- What this task involves: Scan the entries below and say how many lines contain "title". Write only the number.
====== Supplied information ======
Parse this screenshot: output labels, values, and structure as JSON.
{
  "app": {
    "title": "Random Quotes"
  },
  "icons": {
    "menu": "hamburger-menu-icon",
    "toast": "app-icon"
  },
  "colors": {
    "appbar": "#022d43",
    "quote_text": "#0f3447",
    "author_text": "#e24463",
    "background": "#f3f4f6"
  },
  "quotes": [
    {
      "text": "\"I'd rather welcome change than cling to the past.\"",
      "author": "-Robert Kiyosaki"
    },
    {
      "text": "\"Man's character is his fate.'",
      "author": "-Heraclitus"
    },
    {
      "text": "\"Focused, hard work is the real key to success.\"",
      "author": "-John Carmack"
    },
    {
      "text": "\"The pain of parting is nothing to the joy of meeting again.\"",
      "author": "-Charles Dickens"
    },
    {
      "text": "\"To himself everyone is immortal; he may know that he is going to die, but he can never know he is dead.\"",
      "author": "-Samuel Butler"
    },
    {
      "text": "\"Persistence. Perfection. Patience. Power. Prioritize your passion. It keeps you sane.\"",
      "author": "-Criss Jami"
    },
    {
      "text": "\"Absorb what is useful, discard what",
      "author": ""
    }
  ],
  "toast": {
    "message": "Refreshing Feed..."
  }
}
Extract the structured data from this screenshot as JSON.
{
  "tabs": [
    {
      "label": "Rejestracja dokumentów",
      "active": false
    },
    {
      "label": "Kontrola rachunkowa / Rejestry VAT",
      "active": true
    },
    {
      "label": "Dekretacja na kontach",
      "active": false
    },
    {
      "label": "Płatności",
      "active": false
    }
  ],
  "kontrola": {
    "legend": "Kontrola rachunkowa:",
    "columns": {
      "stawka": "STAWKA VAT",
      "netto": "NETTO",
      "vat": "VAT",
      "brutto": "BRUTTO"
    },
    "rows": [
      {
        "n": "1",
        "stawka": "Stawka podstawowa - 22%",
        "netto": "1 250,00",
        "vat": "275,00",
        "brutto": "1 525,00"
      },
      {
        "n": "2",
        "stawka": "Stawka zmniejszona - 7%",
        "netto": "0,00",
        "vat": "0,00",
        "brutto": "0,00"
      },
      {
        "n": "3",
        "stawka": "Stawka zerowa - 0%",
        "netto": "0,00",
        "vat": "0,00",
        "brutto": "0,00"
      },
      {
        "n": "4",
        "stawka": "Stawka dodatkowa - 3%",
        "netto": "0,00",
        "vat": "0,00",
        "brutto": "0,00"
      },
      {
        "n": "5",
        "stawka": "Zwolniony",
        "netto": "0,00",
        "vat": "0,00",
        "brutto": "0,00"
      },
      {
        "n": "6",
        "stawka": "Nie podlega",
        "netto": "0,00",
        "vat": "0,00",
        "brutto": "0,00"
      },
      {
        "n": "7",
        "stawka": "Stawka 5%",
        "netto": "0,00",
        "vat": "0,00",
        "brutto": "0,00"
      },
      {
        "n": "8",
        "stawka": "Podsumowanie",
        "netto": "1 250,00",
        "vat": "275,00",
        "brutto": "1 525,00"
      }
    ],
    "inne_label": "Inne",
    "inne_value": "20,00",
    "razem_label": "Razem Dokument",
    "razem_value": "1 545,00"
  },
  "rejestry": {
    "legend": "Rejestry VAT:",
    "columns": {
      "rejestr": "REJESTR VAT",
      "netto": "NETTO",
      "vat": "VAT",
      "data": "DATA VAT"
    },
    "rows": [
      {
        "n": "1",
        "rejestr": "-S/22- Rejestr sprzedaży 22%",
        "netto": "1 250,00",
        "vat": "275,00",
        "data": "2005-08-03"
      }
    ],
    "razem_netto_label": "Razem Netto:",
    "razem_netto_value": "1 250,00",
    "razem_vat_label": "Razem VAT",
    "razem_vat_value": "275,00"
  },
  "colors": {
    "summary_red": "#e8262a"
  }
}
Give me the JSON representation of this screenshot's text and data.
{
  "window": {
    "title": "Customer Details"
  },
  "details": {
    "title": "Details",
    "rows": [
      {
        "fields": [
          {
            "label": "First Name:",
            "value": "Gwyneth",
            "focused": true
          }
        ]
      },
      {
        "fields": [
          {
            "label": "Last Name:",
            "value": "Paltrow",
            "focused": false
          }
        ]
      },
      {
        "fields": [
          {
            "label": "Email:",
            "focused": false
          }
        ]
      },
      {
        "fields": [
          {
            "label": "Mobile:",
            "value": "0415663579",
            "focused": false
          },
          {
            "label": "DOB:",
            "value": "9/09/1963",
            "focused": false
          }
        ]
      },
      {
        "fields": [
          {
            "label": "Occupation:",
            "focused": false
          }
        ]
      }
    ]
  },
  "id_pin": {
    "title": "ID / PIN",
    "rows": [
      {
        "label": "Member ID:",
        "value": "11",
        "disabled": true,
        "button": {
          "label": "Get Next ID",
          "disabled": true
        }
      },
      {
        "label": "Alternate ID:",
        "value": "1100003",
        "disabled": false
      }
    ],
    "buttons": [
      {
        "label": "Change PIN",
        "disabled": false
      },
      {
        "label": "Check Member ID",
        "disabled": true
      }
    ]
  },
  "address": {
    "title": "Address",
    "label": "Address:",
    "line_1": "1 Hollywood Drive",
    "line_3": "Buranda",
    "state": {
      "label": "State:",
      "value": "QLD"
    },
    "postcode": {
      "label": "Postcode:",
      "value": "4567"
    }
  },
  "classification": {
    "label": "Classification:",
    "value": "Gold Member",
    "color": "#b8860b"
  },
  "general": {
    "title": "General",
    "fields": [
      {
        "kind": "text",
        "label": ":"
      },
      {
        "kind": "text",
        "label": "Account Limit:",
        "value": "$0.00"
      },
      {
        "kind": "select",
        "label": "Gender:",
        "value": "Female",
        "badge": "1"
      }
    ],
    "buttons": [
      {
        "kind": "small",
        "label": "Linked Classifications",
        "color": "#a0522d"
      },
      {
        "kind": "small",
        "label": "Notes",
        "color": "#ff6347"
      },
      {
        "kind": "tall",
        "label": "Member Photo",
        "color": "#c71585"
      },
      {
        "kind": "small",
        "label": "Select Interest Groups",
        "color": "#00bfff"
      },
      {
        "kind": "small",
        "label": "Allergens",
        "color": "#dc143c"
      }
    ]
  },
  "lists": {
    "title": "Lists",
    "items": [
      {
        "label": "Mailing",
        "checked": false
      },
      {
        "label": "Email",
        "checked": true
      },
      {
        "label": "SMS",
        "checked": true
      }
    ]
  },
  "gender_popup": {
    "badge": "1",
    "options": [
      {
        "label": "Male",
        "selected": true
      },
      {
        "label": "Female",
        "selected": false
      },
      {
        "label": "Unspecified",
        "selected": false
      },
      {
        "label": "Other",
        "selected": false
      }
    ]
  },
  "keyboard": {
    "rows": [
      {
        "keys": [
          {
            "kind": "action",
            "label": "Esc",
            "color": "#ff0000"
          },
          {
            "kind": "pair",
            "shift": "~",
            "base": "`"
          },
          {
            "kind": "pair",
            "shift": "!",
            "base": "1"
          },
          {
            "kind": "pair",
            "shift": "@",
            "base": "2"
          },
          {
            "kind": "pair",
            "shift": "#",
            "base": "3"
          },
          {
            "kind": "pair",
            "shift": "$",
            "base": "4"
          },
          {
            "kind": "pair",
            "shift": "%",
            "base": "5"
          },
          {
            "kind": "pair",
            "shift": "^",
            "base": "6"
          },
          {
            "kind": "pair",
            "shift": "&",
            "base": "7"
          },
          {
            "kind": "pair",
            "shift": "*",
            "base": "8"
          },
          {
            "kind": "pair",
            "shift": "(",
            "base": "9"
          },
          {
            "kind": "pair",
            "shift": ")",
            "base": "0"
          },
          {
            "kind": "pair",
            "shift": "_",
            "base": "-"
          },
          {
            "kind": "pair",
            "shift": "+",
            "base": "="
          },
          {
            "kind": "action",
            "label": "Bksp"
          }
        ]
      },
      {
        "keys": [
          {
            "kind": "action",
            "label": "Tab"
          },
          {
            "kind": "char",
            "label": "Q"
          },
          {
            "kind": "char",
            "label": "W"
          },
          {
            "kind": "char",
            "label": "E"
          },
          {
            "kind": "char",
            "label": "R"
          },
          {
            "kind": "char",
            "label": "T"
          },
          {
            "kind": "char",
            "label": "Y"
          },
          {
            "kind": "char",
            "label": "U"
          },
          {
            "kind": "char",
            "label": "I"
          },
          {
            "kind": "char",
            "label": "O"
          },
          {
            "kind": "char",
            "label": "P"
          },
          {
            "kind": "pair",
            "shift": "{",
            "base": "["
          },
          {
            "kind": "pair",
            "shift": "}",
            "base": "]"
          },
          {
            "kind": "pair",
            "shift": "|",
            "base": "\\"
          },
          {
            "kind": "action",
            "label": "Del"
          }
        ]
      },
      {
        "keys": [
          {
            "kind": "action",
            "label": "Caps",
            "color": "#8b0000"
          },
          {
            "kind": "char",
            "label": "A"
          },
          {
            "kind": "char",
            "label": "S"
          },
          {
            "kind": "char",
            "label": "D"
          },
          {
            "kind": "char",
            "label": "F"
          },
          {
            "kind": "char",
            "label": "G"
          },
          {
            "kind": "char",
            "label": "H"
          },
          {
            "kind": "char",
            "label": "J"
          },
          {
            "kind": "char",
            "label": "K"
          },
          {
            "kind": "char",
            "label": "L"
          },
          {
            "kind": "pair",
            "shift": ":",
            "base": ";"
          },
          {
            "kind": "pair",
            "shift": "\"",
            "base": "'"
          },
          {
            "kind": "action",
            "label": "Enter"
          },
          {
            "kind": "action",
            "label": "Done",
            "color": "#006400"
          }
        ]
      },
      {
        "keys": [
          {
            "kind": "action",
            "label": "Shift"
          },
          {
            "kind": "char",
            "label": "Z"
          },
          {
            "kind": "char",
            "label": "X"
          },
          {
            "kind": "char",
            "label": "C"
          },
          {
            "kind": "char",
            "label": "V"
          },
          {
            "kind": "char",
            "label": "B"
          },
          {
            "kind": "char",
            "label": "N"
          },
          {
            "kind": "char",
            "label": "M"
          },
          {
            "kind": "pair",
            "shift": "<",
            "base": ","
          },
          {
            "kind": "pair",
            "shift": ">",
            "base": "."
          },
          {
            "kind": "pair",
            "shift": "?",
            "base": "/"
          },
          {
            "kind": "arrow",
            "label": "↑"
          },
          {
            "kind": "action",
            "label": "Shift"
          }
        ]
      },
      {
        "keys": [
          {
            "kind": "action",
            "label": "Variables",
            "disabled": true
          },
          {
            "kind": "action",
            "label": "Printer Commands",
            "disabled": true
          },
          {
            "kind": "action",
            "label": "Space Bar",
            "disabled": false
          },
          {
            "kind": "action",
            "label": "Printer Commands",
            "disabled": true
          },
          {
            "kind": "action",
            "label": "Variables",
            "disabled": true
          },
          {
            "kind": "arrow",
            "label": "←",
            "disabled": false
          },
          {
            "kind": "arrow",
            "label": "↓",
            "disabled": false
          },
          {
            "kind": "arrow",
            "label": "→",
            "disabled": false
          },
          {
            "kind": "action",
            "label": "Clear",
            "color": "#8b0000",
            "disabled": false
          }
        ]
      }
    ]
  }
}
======
- Answer to this exercise: 7